Utopia or robot car hell?
31 December, 2015
As New York baseball legend, Yogi Berra quipped: "It's tough to make predictions, especially about the future."
That doesn't stop us from at least thinking about what might happen. As an investor, it is important to consider future possibilities. While a lot of investing mistakes are made thinking you can predict the future with absolute certainty, as many are made by not being aware of what might happen.
One vision of the future sees a fleet of electric, driverless cars silently creeping their way around our streets, picking up their human cargo and depositing us at work, the beach or with friends before comfortably returning us home. All the while we can doze in the back seat.
Utopia or robot hell? I am not sure but some smart minds have been thinking about what it might mean for us. While this vision may seem far-fetched, most of the pieces to make it real are with us now. Google has automated cars cruising the streets of San Francisco and they even mostly work! Tesla has built beautiful electric vehicles and Uber has shown how a well-designed app can run a cost-effective car sharing platform.
The remaining barriers are cost and legislation. According to a report from investment bank Barclays, it costs upwards of NZ$75,000 to add smart sensors and driving automation software to a car.
We know over time the software will get smarter and costs will eventually fall — the way the price of computers has fallen shows how that will work.
For now, let's pretend 25 years have passed. Electric, automated cars are with us and they're legal. What will transportation look like? Barclays has been pondering this exact issue. They start by making the point the average car in the United States is used for only 56 minutes a day.
Given that, for most of us, our car is our second biggest asset, this seems a massive waste of resources.
It raises the notion of resource sharing. Barclays point out a few ways this could be done.
Over 55 per cent of families in the US own two or more cars. However, based on a University of Michigan Survey, 83.7 per cent of these multi-car households have no overlapping trips over the course of the day.
So instead of owning two cars, a family could own one "robot"car. Mum or Dad could be whisked off to work then home zips the car to take the kids to school. You save a lot of money on a second car that hardly ever gets used.
This principle applies not just to families but to the entire car fleet. This would amount to the "uberisation" of transport. Armed with your cell phone you could dial up a robotaxi and not bother owning a car.
That is not great news for New Zealand's taxi drivers but taking out the cost of the human driver would potentially make the shared "uber" style robotransport model more cost-effective than owning a car. Barclays believe each one of these shared, autonomous vehicles could displace up to nine traditional vehicles.
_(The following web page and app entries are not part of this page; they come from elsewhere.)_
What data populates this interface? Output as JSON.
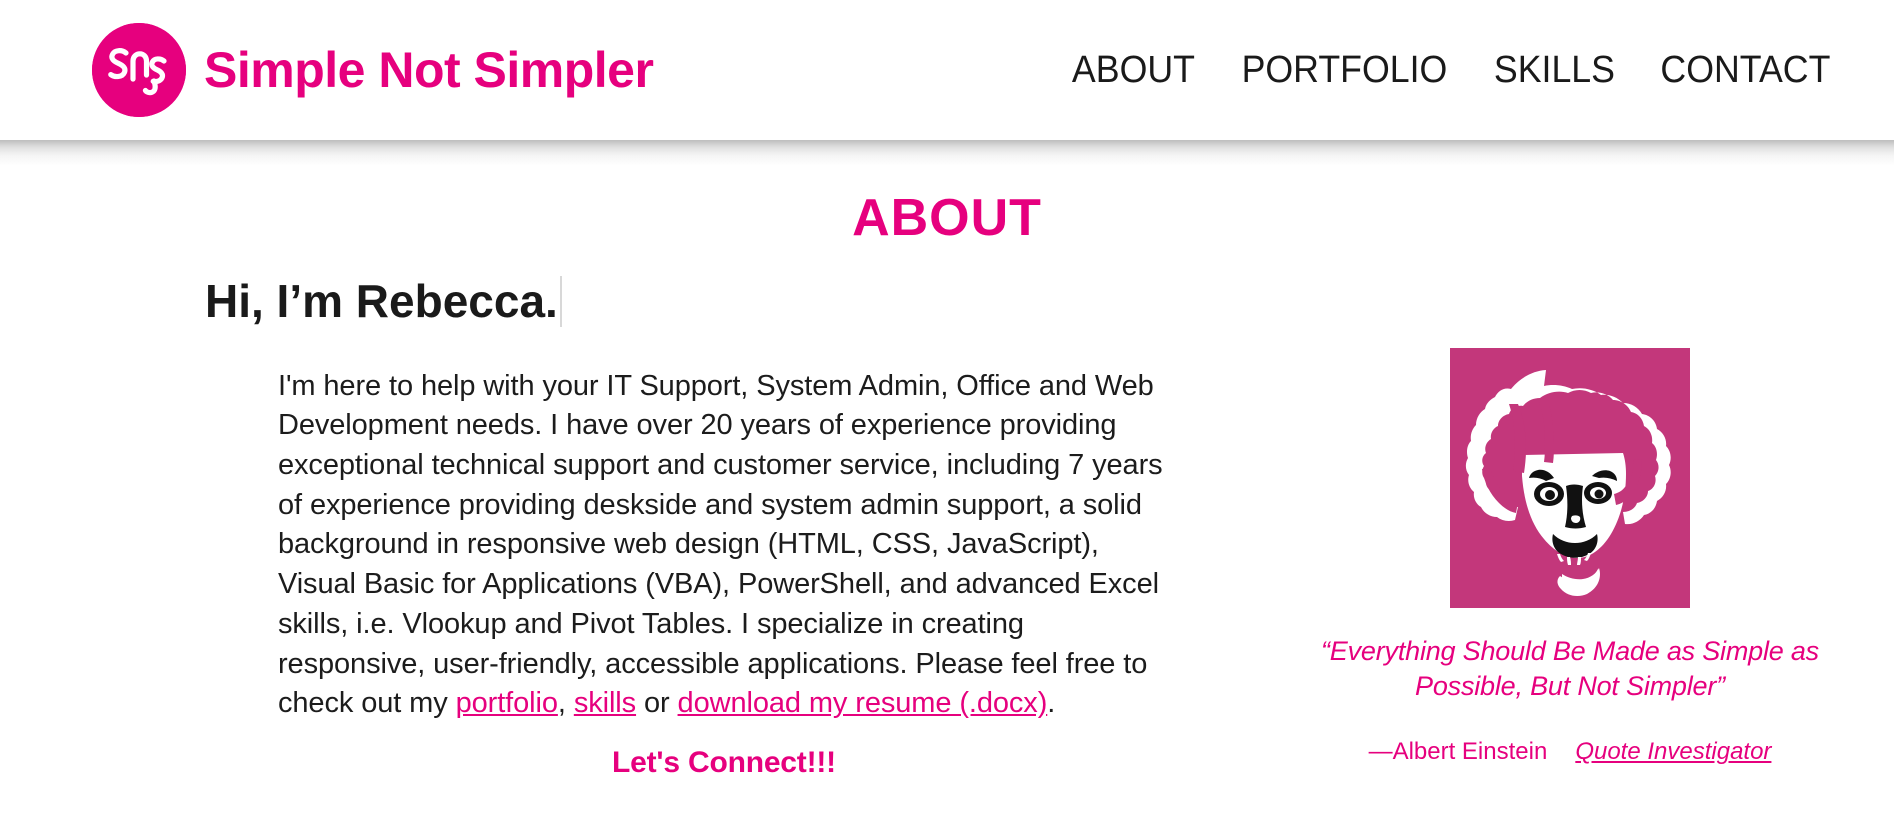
{
  "brand": {
    "logo_icon": "sns-monogram-icon",
    "logo_text": "Sns",
    "name": "Simple Not Simpler",
    "color": "#E6007E"
  },
  "nav": {
    "items": [
      {
        "label": "ABOUT"
      },
      {
        "label": "PORTFOLIO"
      },
      {
        "label": "SKILLS"
      },
      {
        "label": "CONTACT"
      }
    ]
  },
  "main": {
    "page_title": "ABOUT",
    "intro_heading": "Hi, I’m Rebecca.",
    "bio": {
      "part1": "I'm here to help with your IT Support, System Admin, Office and Web Development needs. I have over 20 years of experience providing exceptional technical support and customer service, including 7 years of experience providing deskside and system admin support, a solid background in responsive web design (HTML, CSS, JavaScript), Visual Basic for Applications (VBA), PowerShell, and advanced Excel skills, i.e. Vlookup and Pivot Tables. I specialize in creating responsive, user-friendly, accessible applications. Please feel free to check out my ",
      "link_portfolio": "portfolio",
      "separator_comma": ", ",
      "link_skills": "skills",
      "separator_or": " or ",
      "link_resume": "download my resume (.docx)",
      "end_period": "."
    },
    "connect_text": "Let's Connect!!!"
  },
  "aside": {
    "portrait_icon": "einstein-portrait-icon",
    "portrait_bg": "#C3377B",
    "quote": "“Everything Should Be Made as Simple as Possible, But Not Simpler”",
    "attribution": "—Albert Einstein",
    "source_link": "Quote Investigator"
  }
}
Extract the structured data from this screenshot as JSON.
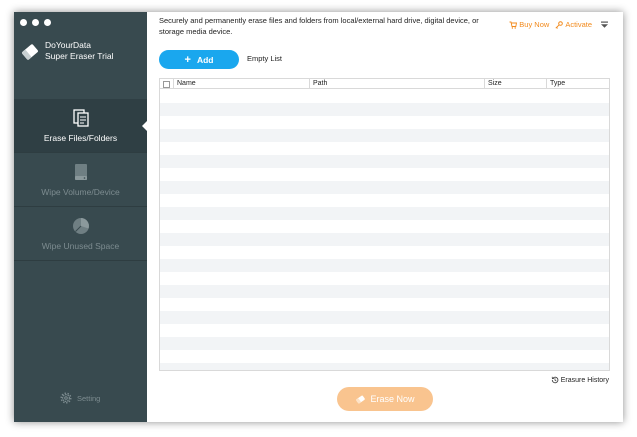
{
  "app": {
    "name_line1": "DoYourData",
    "name_line2": "Super Eraser Trial"
  },
  "sidebar": {
    "items": [
      {
        "label": "Erase Files/Folders",
        "icon": "files-icon",
        "active": true
      },
      {
        "label": "Wipe Volume/Device",
        "icon": "drive-icon",
        "active": false
      },
      {
        "label": "Wipe Unused Space",
        "icon": "pie-chart-icon",
        "active": false
      }
    ],
    "setting_label": "Setting"
  },
  "header": {
    "description": "Securely and permanently erase files and folders from local/external hard drive, digital device, or storage media device.",
    "buy_now": "Buy Now",
    "activate": "Activate"
  },
  "toolbar": {
    "add_label": "Add",
    "empty_list_label": "Empty List"
  },
  "table": {
    "columns": [
      "Name",
      "Path",
      "Size",
      "Type"
    ],
    "rows": []
  },
  "footer": {
    "erasure_history": "Erasure History",
    "erase_now": "Erase Now"
  },
  "colors": {
    "sidebar_bg": "#384a4f",
    "accent_blue": "#1aa7ee",
    "accent_orange": "#f28a1c",
    "erase_button_disabled": "#f9c48f"
  }
}
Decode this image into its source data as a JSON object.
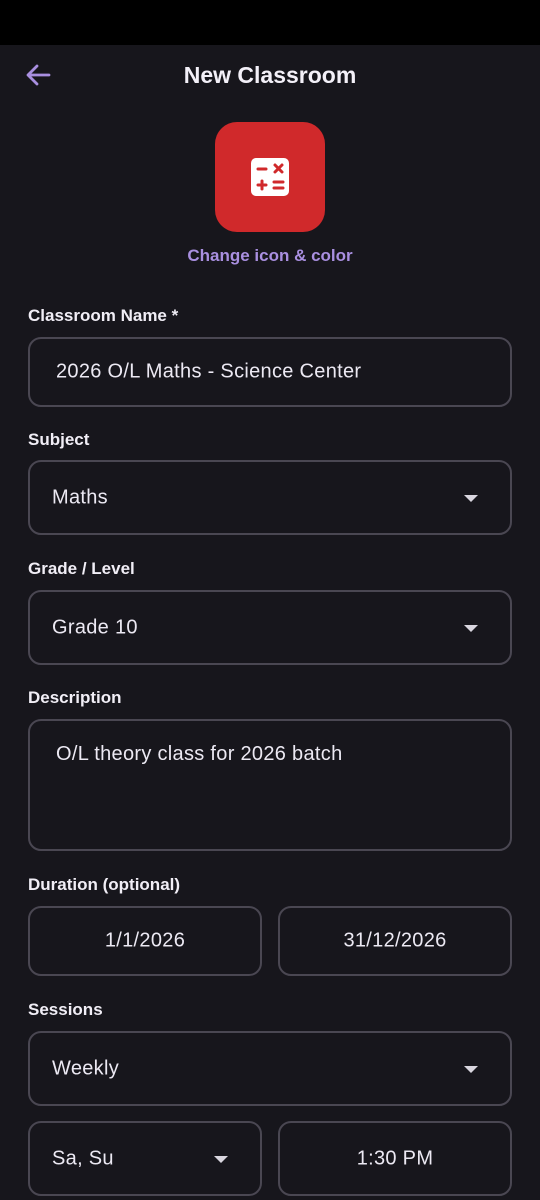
{
  "header": {
    "title": "New Classroom"
  },
  "icon_picker": {
    "link_label": "Change icon & color",
    "tile_color": "#d0292b",
    "accent_color": "#a98fe0"
  },
  "form": {
    "classroom_name": {
      "label": "Classroom Name *",
      "value": "2026 O/L Maths - Science Center"
    },
    "subject": {
      "label": "Subject",
      "value": "Maths"
    },
    "grade": {
      "label": "Grade / Level",
      "value": "Grade 10"
    },
    "description": {
      "label": "Description",
      "value": "O/L theory class for 2026 batch"
    },
    "duration": {
      "label": "Duration (optional)",
      "start": "1/1/2026",
      "end": "31/12/2026"
    },
    "sessions": {
      "label": "Sessions",
      "frequency": "Weekly",
      "days": "Sa, Su",
      "time": "1:30 PM"
    }
  }
}
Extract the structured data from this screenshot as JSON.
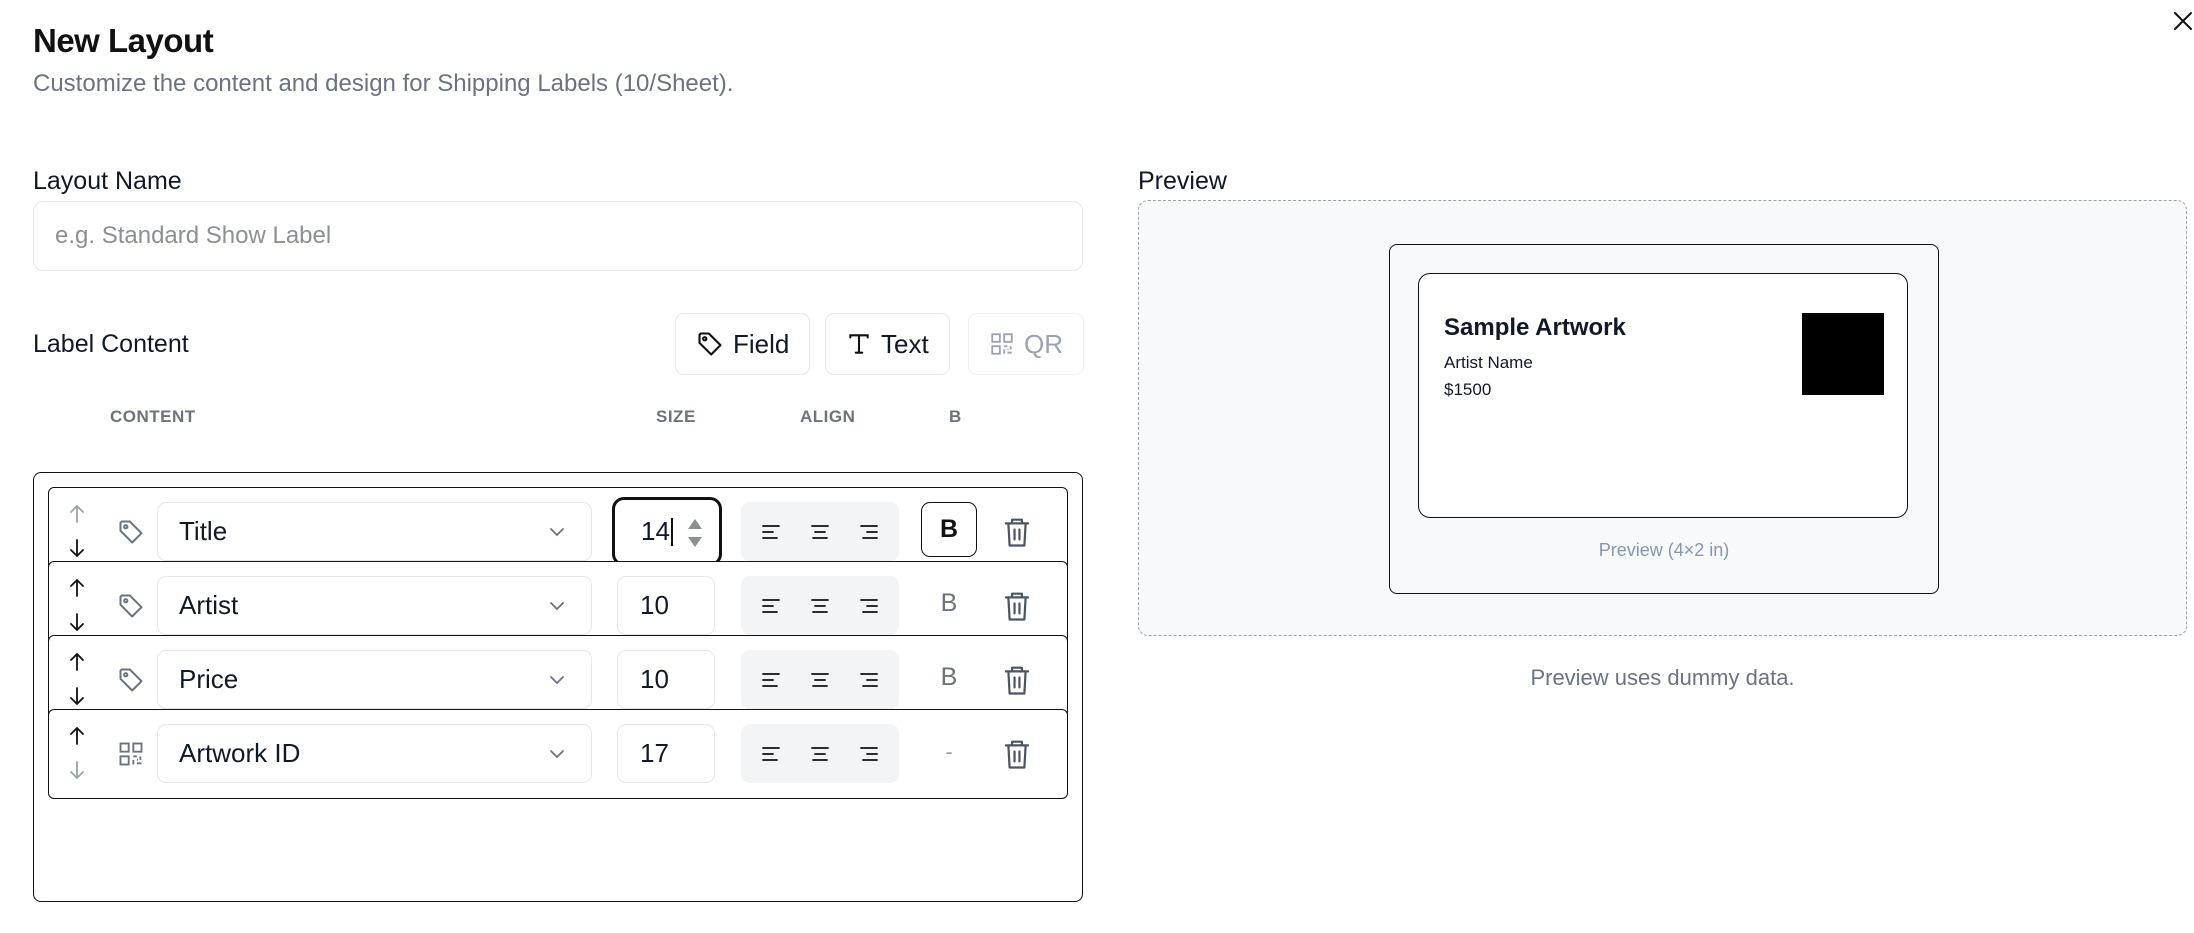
{
  "dialog": {
    "title": "New Layout",
    "subtitle": "Customize the content and design for Shipping Labels (10/Sheet)."
  },
  "layout_name": {
    "label": "Layout Name",
    "value": "",
    "placeholder": "e.g. Standard Show Label"
  },
  "label_content": {
    "heading": "Label Content",
    "add_buttons": [
      {
        "label": "Field",
        "icon": "tag-icon",
        "enabled": true
      },
      {
        "label": "Text",
        "icon": "text-icon",
        "enabled": true
      },
      {
        "label": "QR",
        "icon": "qr-code-icon",
        "enabled": false
      }
    ],
    "columns": {
      "content": "CONTENT",
      "size": "SIZE",
      "align": "ALIGN",
      "bold": "B"
    },
    "rows": [
      {
        "type": "field",
        "type_icon": "tag-icon",
        "content": "Title",
        "size": "14",
        "size_focused": true,
        "bold": "B",
        "bold_active": true,
        "move_up_enabled": false,
        "move_down_enabled": true
      },
      {
        "type": "field",
        "type_icon": "tag-icon",
        "content": "Artist",
        "size": "10",
        "bold": "B",
        "bold_active": false,
        "move_up_enabled": true,
        "move_down_enabled": true
      },
      {
        "type": "field",
        "type_icon": "tag-icon",
        "content": "Price",
        "size": "10",
        "bold": "B",
        "bold_active": false,
        "move_up_enabled": true,
        "move_down_enabled": true
      },
      {
        "type": "qr",
        "type_icon": "qr-code-icon",
        "content": "Artwork ID",
        "size": "17",
        "bold": "-",
        "bold_active": false,
        "move_up_enabled": true,
        "move_down_enabled": false
      }
    ]
  },
  "preview": {
    "heading": "Preview",
    "card": {
      "title": "Sample Artwork",
      "artist": "Artist Name",
      "price": "$1500"
    },
    "caption": "Preview (4×2 in)",
    "note": "Preview uses dummy data."
  }
}
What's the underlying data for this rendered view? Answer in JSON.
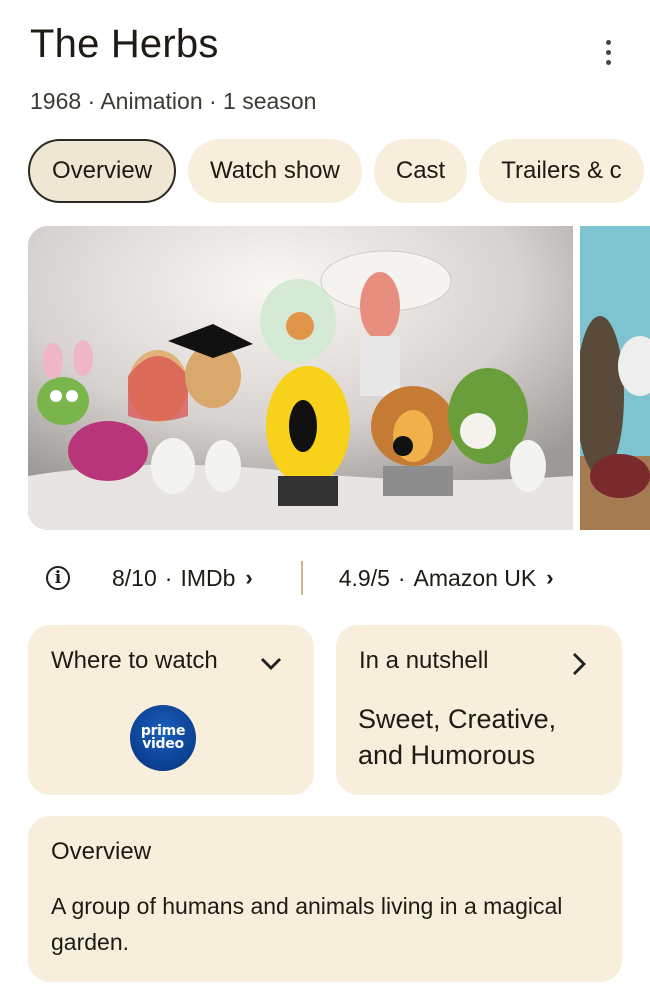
{
  "header": {
    "title": "The Herbs",
    "subtitle": "1968 · Animation · 1 season",
    "more_icon": "more-vert-icon"
  },
  "tabs": [
    {
      "label": "Overview",
      "active": true
    },
    {
      "label": "Watch show",
      "active": false
    },
    {
      "label": "Cast",
      "active": false
    },
    {
      "label": "Trailers & c",
      "active": false
    }
  ],
  "ratings": {
    "info_icon": "info-icon",
    "imdb": {
      "score": "8/10",
      "source": "IMDb",
      "chevron": "›"
    },
    "amazon": {
      "score": "4.9/5",
      "source": "Amazon UK",
      "chevron": "›"
    }
  },
  "where_to_watch": {
    "title": "Where to watch",
    "provider_line1": "prime",
    "provider_line2": "video"
  },
  "nutshell": {
    "title": "In a nutshell",
    "text": "Sweet, Creative, and Humorous"
  },
  "overview": {
    "title": "Overview",
    "text": "A group of humans and animals living in a magical garden."
  },
  "colors": {
    "card_bg": "#f7eedb",
    "chip_active_border": "#2c2a25",
    "divider": "#cbb98a"
  }
}
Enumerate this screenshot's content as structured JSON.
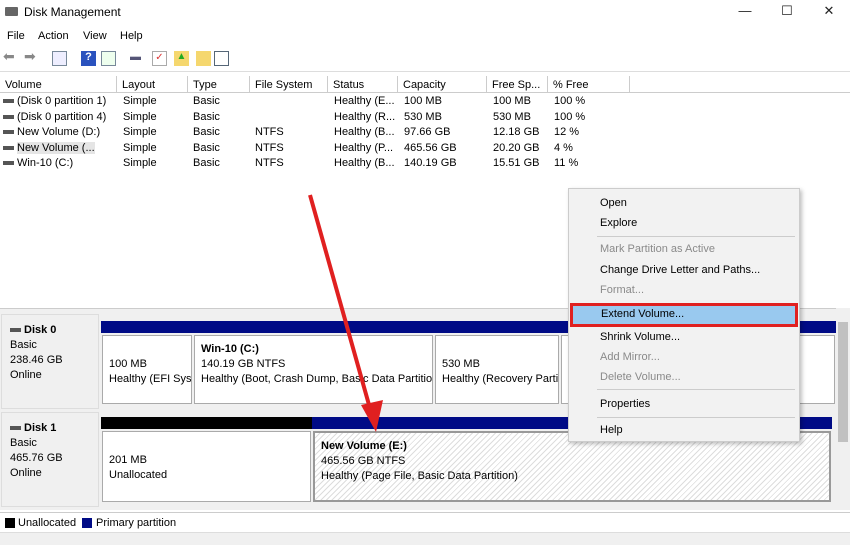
{
  "window": {
    "title": "Disk Management",
    "minimize": "—",
    "maximize": "☐",
    "close": "✕"
  },
  "menu": [
    "File",
    "Action",
    "View",
    "Help"
  ],
  "columns": [
    "Volume",
    "Layout",
    "Type",
    "File System",
    "Status",
    "Capacity",
    "Free Sp...",
    "% Free"
  ],
  "volumes": [
    [
      "(Disk 0 partition 1)",
      "Simple",
      "Basic",
      "",
      "Healthy (E...",
      "100 MB",
      "100 MB",
      "100 %"
    ],
    [
      "(Disk 0 partition 4)",
      "Simple",
      "Basic",
      "",
      "Healthy (R...",
      "530 MB",
      "530 MB",
      "100 %"
    ],
    [
      "New Volume (D:)",
      "Simple",
      "Basic",
      "NTFS",
      "Healthy (B...",
      "97.66 GB",
      "12.18 GB",
      "12 %"
    ],
    [
      "New Volume (...",
      "Simple",
      "Basic",
      "NTFS",
      "Healthy (P...",
      "465.56 GB",
      "20.20 GB",
      "4 %"
    ],
    [
      "Win-10 (C:)",
      "Simple",
      "Basic",
      "NTFS",
      "Healthy (B...",
      "140.19 GB",
      "15.51 GB",
      "11 %"
    ]
  ],
  "disks": [
    {
      "name": "Disk 0",
      "type": "Basic",
      "size": "238.46 GB",
      "state": "Online",
      "partitions": [
        {
          "title": "",
          "size": "100 MB",
          "status": "Healthy (EFI Sys"
        },
        {
          "title": "Win-10  (C:)",
          "size": "140.19 GB NTFS",
          "status": "Healthy (Boot, Crash Dump, Basic Data Partitio"
        },
        {
          "title": "",
          "size": "530 MB",
          "status": "Healthy (Recovery Parti"
        }
      ]
    },
    {
      "name": "Disk 1",
      "type": "Basic",
      "size": "465.76 GB",
      "state": "Online",
      "partitions": [
        {
          "title": "",
          "size": "201 MB",
          "status": "Unallocated"
        },
        {
          "title": "New Volume  (E:)",
          "size": "465.56 GB NTFS",
          "status": "Healthy (Page File, Basic Data Partition)"
        }
      ]
    }
  ],
  "legend": {
    "unallocated": "Unallocated",
    "primary": "Primary partition"
  },
  "context_menu": {
    "open": "Open",
    "explore": "Explore",
    "mark_active": "Mark Partition as Active",
    "change_letter": "Change Drive Letter and Paths...",
    "format": "Format...",
    "extend": "Extend Volume...",
    "shrink": "Shrink Volume...",
    "add_mirror": "Add Mirror...",
    "delete": "Delete Volume...",
    "properties": "Properties",
    "help": "Help"
  },
  "colors": {
    "primary": "#000b86",
    "unallocated": "#000000",
    "highlight": "#99c9ef",
    "annotation": "#e02020"
  }
}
Great news for most of us; transport costs will fall and we will be liberated from having to buy expensive cars that spend most of their time gathering dust.
Of course, good news for you and I is not good news for everyone. Barclays estimate the number vehicles in use may fall by 60 per cent. So you wouldn't want to be a car manufacturer or, even worse, a taxi driver.
Personally I like the idea of the journey home each night being a little more relaxing.